MGM Sues Over Bond Promos: MGM/UA, ever protective of its successful 007 franchise, has sued a Hollywood production company, alleging that Starcom Television Services Inc. used copyrighted movie trailers from MGM’s own promotional film “James Bond Forever” to produce a two-hour TV documentary on the James Bond film series. The federal lawsuit claims that the trailers were never made public and that Starcom stole them as part of an effort to cash in on the success of the newest Bond film, “GoldenEye.” However, Starcom CEO Gary Worth said he was “rather perplexed” at the lawsuit and said his company used only “the material [MGM] made available to promote their own films.” Starcom’s syndicated documentary, “The Total James Bond,” aired in Los Angeles Sunday on KNBC-TV Channel 4.
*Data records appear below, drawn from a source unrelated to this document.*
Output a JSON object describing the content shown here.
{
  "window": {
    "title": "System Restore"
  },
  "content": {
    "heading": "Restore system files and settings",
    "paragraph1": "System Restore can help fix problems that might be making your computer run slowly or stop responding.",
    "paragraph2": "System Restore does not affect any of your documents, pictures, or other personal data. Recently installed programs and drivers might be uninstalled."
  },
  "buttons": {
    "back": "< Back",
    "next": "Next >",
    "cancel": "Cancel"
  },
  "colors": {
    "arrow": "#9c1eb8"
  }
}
The 61st Minute: CBS commentator Andy Rooney added the latest wrinkle to the “60 Minutes” controversy Wednesday by writing in his syndicated column that his remarks on last Sunday’s program were edited by executive producer Don Hewitt. Rooney’s commentary, following the program’s controversial broadcast on the tobacco industry, did air--but Rooney apparently had to omit criticism of CBS’ decision to pull an interview with a former tobacco company executive as well as remarks aimed at its chief executive, Laurence Tisch. According to his column, the television commentary originally included the line: “Most of us think the chairman of the board ran our company badly.” Rooney says he considered quitting after the incident. Meanwhile, Hewitt told the newspaper, Newsday, that his response to Rooney’s charges was: “Fine. He’s a free citizen.”
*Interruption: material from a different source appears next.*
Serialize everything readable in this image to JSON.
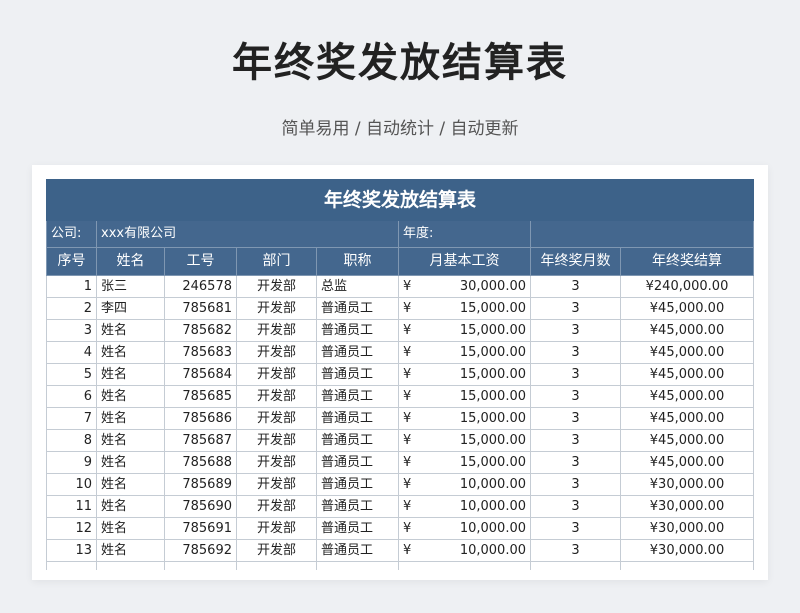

Thanksgiving Cheer: Radio station KUSC-FM (91.5) will lend an indigenous focus to Thanksgiving festivities today by airing “Native American Traditions Transformed: Songs, Stories, Rituals and Rock,” an 8-10 p.m. broadcast including Montana Sioux singer-storyteller Georgia Wattlin-Larsen, Arizona’s Yaqui Deer Singers and the New Mexican rock group Red Thunder. . . .
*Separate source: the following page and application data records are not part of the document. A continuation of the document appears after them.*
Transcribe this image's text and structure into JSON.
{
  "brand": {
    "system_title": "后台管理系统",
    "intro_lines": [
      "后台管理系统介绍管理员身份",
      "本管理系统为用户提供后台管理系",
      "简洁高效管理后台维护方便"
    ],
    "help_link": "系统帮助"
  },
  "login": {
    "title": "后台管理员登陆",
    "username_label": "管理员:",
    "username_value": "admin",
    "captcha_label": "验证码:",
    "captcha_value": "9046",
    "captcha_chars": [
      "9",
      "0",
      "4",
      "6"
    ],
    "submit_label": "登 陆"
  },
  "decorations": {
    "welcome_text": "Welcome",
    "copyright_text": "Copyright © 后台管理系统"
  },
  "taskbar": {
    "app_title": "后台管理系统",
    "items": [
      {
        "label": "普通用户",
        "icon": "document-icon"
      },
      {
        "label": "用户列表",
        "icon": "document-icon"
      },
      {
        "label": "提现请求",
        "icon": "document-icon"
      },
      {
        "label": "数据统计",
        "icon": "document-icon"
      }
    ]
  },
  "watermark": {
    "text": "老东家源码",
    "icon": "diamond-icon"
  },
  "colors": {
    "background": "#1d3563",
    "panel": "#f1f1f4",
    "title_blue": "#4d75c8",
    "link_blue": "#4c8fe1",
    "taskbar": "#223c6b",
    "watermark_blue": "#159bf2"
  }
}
Country star Dwight Yoakam will headline a benefit concert at West Hollywood’s Viper Room Dec. 19, with proceeds going to the Los Angeles Mission and the L.A. Firemen’s Relief Organization. Tickets are $100 and $200. . . . Retired Gen. Norman Schwarzkopf, whose contract as a commentator is up at CBS News, is talking to NBC News about “doing a whole lot of things” including commentary on “Nightly News,” according to a network spokeswoman. No deal has been signed, however. . . . Billie Joe Armstrong, 23, lead singer for the rock group Green Day, was arrested and fined $141.85 for indecent exposure Tuesday night after he mooned the audience during a show at the Milwaukee Arena.